What do you think of the weird circumstances of the Ward 4 contests? What does it tell you about the need for charter reform?
On the one hand, you have a first-time at-large candidate, Josh Krintzman, who will win his seat in an uncontested race. As pointed out on a wild thread on the Newton Parents listserv, this is not exactly unusual. At least one sitting councilor, Marc Laredo, first won his seat without a third candidate.
On the other hand, you have a first-time ward candidate, Christopher Markiewicz, who attracted a write-in opponent, Allison Sharma. If there’s been a ward councilor who first won her seat without an opponent, I’m not aware of it.
The obvious explanation for this state of affairs? Channeling my inner No-bird, it’s a hell of a lot easier to launch a first-time bid for a Ward seat, especially an outsider. In fact, it’s so easy to launch a Ward campaign, you can do it as a write-in!
Once Josh put his hat in the ring, he became a favorite to win. Though a non-winner in his first bid for elected office (school committee), Josh was a long-time state-house lawyer and the chair of the charter commission (which is also elected office); he’s connected. Inarguably, he’s got a leg up in a city-wide race. Seems he cleared the field.
When it became apparent that Christopher would run unopposed for ward councilor, the barrier to entry was so low, Allison has mounted a write-in campaign. With just a few hundred votes to win, anybody can do it!
So, the situation in Ward 4 is compelling advertisement for No, right?
Not so sure. I’m inclined to think it demonstrates that ward representation doesn’t matter and that the Charter Commission was unnecessarily nervous about ward councilors. For sure, the at-large race is a cautionary tale about the advantage an insider has in a city-wide race. But, the ward councilor rates illustrates what I don’t think the charter commissioners wrestled with: the fact that rule changes change strategy. In a world of eight ward councilors on a council of twelve, the insider juggernaut can and would concentrate its efforts on the ward races. We’re seeing it a bit in the Ward 4 ward race. The insider machine sure seems likely to deliver. In a write-in campaign.
It’s all a bit reductive. The world doesn’t divide so neatly into insider/outsider. And, we’ve seen “outsider” Bill Brandel unseat insider Christina Samuelson in a Ward 5 ward alderman race, years ago.
But, I’ll stand by the basic theory: insiderdom would have fared just fine with ward councilors.
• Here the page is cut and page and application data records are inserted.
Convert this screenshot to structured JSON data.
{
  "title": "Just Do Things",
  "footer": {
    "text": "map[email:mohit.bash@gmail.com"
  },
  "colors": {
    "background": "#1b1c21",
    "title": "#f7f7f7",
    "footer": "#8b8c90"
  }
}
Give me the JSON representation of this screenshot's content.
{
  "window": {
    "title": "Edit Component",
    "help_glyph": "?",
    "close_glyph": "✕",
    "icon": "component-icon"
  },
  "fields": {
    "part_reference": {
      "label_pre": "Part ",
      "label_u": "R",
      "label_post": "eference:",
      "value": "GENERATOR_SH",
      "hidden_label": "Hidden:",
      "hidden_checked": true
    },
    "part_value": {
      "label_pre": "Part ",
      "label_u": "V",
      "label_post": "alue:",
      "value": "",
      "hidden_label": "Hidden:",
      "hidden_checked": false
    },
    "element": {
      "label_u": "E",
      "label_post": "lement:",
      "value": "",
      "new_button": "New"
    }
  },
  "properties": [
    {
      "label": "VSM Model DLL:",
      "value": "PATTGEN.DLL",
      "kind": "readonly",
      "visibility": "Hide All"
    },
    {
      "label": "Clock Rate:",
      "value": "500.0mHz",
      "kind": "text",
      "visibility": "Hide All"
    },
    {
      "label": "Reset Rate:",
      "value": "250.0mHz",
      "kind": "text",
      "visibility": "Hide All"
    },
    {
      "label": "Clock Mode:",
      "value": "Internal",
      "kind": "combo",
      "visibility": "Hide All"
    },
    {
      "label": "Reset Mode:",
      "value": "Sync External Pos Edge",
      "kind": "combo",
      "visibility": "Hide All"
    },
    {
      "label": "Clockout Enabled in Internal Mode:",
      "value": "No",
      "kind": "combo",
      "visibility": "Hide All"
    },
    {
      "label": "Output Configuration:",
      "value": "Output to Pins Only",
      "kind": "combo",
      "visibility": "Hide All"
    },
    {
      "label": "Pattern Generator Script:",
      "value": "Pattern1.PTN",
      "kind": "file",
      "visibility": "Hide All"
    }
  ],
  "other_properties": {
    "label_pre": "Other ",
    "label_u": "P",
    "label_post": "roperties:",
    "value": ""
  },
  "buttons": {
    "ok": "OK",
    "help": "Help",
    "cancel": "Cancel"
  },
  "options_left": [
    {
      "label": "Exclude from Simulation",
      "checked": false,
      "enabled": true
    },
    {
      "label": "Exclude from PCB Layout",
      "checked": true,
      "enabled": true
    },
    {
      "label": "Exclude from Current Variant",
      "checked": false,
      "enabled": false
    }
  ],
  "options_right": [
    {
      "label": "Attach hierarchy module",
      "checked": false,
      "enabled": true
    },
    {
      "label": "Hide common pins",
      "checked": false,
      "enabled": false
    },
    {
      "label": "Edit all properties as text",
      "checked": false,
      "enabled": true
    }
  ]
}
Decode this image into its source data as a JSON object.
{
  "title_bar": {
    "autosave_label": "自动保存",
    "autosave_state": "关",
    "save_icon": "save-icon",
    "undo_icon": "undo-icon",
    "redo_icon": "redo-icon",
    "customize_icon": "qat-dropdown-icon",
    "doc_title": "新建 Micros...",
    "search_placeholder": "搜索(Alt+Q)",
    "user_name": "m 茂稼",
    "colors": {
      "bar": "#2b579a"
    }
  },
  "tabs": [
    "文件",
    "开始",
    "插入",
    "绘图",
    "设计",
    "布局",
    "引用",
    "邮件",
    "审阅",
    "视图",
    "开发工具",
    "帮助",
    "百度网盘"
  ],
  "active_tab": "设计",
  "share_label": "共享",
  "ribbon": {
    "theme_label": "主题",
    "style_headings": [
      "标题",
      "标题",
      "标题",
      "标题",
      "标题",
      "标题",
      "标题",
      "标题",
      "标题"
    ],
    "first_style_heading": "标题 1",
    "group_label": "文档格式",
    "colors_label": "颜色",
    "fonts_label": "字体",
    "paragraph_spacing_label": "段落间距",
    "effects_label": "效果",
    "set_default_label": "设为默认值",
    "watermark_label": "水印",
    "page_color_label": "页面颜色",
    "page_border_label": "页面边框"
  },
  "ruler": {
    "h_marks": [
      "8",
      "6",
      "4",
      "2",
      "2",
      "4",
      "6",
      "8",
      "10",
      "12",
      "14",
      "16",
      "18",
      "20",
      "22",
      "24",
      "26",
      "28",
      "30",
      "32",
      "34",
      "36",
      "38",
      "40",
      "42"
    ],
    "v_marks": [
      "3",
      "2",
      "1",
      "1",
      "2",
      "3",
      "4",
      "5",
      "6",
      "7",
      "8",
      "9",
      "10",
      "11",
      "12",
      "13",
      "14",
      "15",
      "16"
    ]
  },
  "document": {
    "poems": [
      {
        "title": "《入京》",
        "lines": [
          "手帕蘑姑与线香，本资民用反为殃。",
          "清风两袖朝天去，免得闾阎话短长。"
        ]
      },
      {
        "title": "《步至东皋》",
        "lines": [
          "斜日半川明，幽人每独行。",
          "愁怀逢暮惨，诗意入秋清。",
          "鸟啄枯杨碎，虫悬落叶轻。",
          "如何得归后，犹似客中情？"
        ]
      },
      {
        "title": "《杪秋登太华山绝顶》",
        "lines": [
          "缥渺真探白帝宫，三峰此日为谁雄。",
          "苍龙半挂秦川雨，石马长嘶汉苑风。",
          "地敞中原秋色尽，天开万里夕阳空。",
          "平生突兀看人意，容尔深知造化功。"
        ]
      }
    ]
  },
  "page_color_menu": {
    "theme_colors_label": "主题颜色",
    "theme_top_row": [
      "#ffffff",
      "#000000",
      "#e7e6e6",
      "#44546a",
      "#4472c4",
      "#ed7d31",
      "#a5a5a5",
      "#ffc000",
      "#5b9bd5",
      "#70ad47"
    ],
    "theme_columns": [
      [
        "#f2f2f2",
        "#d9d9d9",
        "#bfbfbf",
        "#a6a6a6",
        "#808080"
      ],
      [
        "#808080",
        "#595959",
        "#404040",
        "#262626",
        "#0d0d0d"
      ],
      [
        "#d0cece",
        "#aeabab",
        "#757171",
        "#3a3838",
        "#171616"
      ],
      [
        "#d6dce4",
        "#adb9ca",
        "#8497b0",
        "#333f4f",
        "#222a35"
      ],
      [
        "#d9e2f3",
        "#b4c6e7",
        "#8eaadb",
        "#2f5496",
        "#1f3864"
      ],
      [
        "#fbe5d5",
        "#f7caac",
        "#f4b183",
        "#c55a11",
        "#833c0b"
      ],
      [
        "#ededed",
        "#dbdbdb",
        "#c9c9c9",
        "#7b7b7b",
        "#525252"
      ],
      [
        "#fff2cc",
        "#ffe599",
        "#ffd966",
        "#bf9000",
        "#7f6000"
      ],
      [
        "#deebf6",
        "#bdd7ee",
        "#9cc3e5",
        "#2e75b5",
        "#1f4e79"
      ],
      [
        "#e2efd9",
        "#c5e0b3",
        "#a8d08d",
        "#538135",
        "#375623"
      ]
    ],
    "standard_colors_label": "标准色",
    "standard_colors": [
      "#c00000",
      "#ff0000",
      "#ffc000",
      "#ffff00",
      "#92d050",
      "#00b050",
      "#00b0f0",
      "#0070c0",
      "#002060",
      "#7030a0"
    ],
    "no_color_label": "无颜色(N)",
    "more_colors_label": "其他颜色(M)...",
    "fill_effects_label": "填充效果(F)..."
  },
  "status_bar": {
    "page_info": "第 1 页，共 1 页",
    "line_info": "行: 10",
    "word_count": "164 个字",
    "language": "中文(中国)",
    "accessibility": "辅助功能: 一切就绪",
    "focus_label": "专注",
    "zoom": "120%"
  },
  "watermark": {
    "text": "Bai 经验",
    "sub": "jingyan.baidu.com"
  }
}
And, by eliminating ward councilors, the commission made itself a political problem that jeopardizes the effort to deliver a smaller board.